Task to carry out:
All entries should be printed precisely as written.

Exercise material:
^^^^^^^^^^^^^^^^
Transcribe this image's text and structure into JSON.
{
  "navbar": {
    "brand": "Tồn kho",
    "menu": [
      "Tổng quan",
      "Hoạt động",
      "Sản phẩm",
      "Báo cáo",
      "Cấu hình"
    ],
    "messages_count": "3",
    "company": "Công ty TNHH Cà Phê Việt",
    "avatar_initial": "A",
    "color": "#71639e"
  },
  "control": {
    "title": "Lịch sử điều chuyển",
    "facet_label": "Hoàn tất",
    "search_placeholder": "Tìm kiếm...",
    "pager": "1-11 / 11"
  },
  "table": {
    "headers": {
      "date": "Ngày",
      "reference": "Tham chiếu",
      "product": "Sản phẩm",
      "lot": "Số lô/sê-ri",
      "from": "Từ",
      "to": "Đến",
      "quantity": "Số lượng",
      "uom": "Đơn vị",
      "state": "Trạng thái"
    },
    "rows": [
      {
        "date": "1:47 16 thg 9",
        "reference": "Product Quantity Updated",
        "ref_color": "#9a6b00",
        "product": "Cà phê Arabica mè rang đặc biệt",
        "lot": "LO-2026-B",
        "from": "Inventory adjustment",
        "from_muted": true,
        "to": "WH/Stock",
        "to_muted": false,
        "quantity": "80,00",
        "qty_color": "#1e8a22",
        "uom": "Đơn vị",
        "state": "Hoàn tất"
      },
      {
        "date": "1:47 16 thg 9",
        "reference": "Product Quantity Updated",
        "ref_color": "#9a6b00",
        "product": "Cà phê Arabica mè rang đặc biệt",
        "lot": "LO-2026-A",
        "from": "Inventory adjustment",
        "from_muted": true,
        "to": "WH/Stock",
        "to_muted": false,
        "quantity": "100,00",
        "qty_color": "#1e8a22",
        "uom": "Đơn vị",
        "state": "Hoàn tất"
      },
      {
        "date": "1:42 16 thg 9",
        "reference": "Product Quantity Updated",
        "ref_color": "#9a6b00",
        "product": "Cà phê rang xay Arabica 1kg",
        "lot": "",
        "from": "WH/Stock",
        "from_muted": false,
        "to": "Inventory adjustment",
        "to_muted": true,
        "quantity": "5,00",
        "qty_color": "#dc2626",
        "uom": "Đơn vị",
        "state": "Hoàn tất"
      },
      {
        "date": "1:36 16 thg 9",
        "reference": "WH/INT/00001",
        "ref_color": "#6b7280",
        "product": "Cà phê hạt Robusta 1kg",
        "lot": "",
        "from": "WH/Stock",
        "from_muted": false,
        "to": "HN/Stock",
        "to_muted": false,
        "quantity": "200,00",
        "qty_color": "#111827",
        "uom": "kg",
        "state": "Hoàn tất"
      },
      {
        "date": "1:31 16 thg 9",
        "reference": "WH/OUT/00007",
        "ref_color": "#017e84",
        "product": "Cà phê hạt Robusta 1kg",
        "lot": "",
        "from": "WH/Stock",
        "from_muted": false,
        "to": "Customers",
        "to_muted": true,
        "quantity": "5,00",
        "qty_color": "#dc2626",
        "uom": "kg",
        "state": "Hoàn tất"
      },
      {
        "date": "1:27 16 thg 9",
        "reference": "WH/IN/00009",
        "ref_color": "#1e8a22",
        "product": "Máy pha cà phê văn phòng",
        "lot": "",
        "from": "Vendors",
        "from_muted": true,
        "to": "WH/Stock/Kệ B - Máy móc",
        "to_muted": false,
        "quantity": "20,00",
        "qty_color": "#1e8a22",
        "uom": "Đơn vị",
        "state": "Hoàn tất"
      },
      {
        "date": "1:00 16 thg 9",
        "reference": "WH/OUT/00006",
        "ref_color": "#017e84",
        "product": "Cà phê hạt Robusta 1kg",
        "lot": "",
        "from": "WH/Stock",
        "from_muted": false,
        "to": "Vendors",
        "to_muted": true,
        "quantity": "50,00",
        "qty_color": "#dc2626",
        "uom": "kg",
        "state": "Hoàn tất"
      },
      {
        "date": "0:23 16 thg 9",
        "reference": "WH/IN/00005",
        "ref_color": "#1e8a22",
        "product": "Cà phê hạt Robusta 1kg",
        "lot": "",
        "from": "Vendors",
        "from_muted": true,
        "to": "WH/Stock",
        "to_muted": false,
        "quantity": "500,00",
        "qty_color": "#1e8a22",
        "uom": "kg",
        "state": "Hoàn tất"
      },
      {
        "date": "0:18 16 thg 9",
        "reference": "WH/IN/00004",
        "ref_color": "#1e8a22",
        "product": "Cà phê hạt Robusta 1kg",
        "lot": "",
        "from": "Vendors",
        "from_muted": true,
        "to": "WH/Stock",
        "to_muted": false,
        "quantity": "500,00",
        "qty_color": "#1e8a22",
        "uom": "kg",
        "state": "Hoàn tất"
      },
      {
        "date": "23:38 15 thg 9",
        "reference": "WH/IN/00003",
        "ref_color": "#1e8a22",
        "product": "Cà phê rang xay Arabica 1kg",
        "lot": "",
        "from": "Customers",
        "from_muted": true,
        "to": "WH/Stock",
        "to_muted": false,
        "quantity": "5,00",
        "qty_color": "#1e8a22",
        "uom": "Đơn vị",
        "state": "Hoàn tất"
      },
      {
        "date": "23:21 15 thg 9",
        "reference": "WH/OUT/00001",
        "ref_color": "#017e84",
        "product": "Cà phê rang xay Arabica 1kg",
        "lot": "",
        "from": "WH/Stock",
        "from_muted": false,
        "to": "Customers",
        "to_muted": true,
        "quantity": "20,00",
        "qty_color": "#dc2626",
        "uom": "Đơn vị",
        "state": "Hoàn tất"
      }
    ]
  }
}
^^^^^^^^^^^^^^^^
Response area:
Transcribe this image's text and structure into JSON.
{
  "navbar": {
    "brand": "Tồn kho",
    "menu": [
      "Tổng quan",
      "Hoạt động",
      "Sản phẩm",
      "Báo cáo",
      "Cấu hình"
    ],
    "messages_count": "3",
    "company": "Công ty TNHH Cà Phê Việt",
    "avatar_initial": "A",
    "color": "#71639e"
  },
  "control": {
    "title": "Lịch sử điều chuyển",
    "facet_label": "Hoàn tất",
    "search_placeholder": "Tìm kiếm...",
    "pager": "1-11 / 11"
  },
  "table": {
    "headers": {
      "date": "Ngày",
      "reference": "Tham chiếu",
      "product": "Sản phẩm",
      "lot": "Số lô/sê-ri",
      "from": "Từ",
      "to": "Đến",
      "quantity": "Số lượng",
      "uom": "Đơn vị",
      "state": "Trạng thái"
    },
    "rows": [
      {
        "date": "1:47 16 thg 9",
        "reference": "Product Quantity Updated",
        "ref_color": "#9a6b00",
        "product": "Cà phê Arabica mè rang đặc biệt",
        "lot": "LO-2026-B",
        "from": "Inventory adjustment",
        "from_muted": true,
        "to": "WH/Stock",
        "to_muted": false,
        "quantity": "80,00",
        "qty_color": "#1e8a22",
        "uom": "Đơn vị",
        "state": "Hoàn tất"
      },
      {
        "date": "1:47 16 thg 9",
        "reference": "Product Quantity Updated",
        "ref_color": "#9a6b00",
        "product": "Cà phê Arabica mè rang đặc biệt",
        "lot": "LO-2026-A",
        "from": "Inventory adjustment",
        "from_muted": true,
        "to": "WH/Stock",
        "to_muted": false,
        "quantity": "100,00",
        "qty_color": "#1e8a22",
        "uom": "Đơn vị",
        "state": "Hoàn tất"
      },
      {
        "date": "1:42 16 thg 9",
        "reference": "Product Quantity Updated",
        "ref_color": "#9a6b00",
        "product": "Cà phê rang xay Arabica 1kg",
        "lot": "",
        "from": "WH/Stock",
        "from_muted": false,
        "to": "Inventory adjustment",
        "to_muted": true,
        "quantity": "5,00",
        "qty_color": "#dc2626",
        "uom": "Đơn vị",
        "state": "Hoàn tất"
      },
      {
        "date": "1:36 16 thg 9",
        "reference": "WH/INT/00001",
        "ref_color": "#6b7280",
        "product": "Cà phê hạt Robusta 1kg",
        "lot": "",
        "from": "WH/Stock",
        "from_muted": false,
        "to": "HN/Stock",
        "to_muted": false,
        "quantity": "200,00",
        "qty_color": "#111827",
        "uom": "kg",
        "state": "Hoàn tất"
      },
      {
        "date": "1:31 16 thg 9",
        "reference": "WH/OUT/00007",
        "ref_color": "#017e84",
        "product": "Cà phê hạt Robusta 1kg",
        "lot": "",
        "from": "WH/Stock",
        "from_muted": false,
        "to": "Customers",
        "to_muted": true,
        "quantity": "5,00",
        "qty_color": "#dc2626",
        "uom": "kg",
        "state": "Hoàn tất"
      },
      {
        "date": "1:27 16 thg 9",
        "reference": "WH/IN/00009",
        "ref_color": "#1e8a22",
        "product": "Máy pha cà phê văn phòng",
        "lot": "",
        "from": "Vendors",
        "from_muted": true,
        "to": "WH/Stock/Kệ B - Máy móc",
        "to_muted": false,
        "quantity": "20,00",
        "qty_color": "#1e8a22",
        "uom": "Đơn vị",
        "state": "Hoàn tất"
      },
      {
        "date": "1:00 16 thg 9",
        "reference": "WH/OUT/00006",
        "ref_color": "#017e84",
        "product": "Cà phê hạt Robusta 1kg",
        "lot": "",
        "from": "WH/Stock",
        "from_muted": false,
        "to": "Vendors",
        "to_muted": true,
        "quantity": "50,00",
        "qty_color": "#dc2626",
        "uom": "kg",
        "state": "Hoàn tất"
      },
      {
        "date": "0:23 16 thg 9",
        "reference": "WH/IN/00005",
        "ref_color": "#1e8a22",
        "product": "Cà phê hạt Robusta 1kg",
        "lot": "",
        "from": "Vendors",
        "from_muted": true,
        "to": "WH/Stock",
        "to_muted": false,
        "quantity": "500,00",
        "qty_color": "#1e8a22",
        "uom": "kg",
        "state": "Hoàn tất"
      },
      {
        "date": "0:18 16 thg 9",
        "reference": "WH/IN/00004",
        "ref_color": "#1e8a22",
        "product": "Cà phê hạt Robusta 1kg",
        "lot": "",
        "from": "Vendors",
        "from_muted": true,
        "to": "WH/Stock",
        "to_muted": false,
        "quantity": "500,00",
        "qty_color": "#1e8a22",
        "uom": "kg",
        "state": "Hoàn tất"
      },
      {
        "date": "23:38 15 thg 9",
        "reference": "WH/IN/00003",
        "ref_color": "#1e8a22",
        "product": "Cà phê rang xay Arabica 1kg",
        "lot": "",
        "from": "Customers",
        "from_muted": true,
        "to": "WH/Stock",
        "to_muted": false,
        "quantity": "5,00",
        "qty_color": "#1e8a22",
        "uom": "Đơn vị",
        "state": "Hoàn tất"
      },
      {
        "date": "23:21 15 thg 9",
        "reference": "WH/OUT/00001",
        "ref_color": "#017e84",
        "product": "Cà phê rang xay Arabica 1kg",
        "lot": "",
        "from": "WH/Stock",
        "from_muted": false,
        "to": "Customers",
        "to_muted": true,
        "quantity": "20,00",
        "qty_color": "#dc2626",
        "uom": "Đơn vị",
        "state": "Hoàn tất"
      }
    ]
  }
}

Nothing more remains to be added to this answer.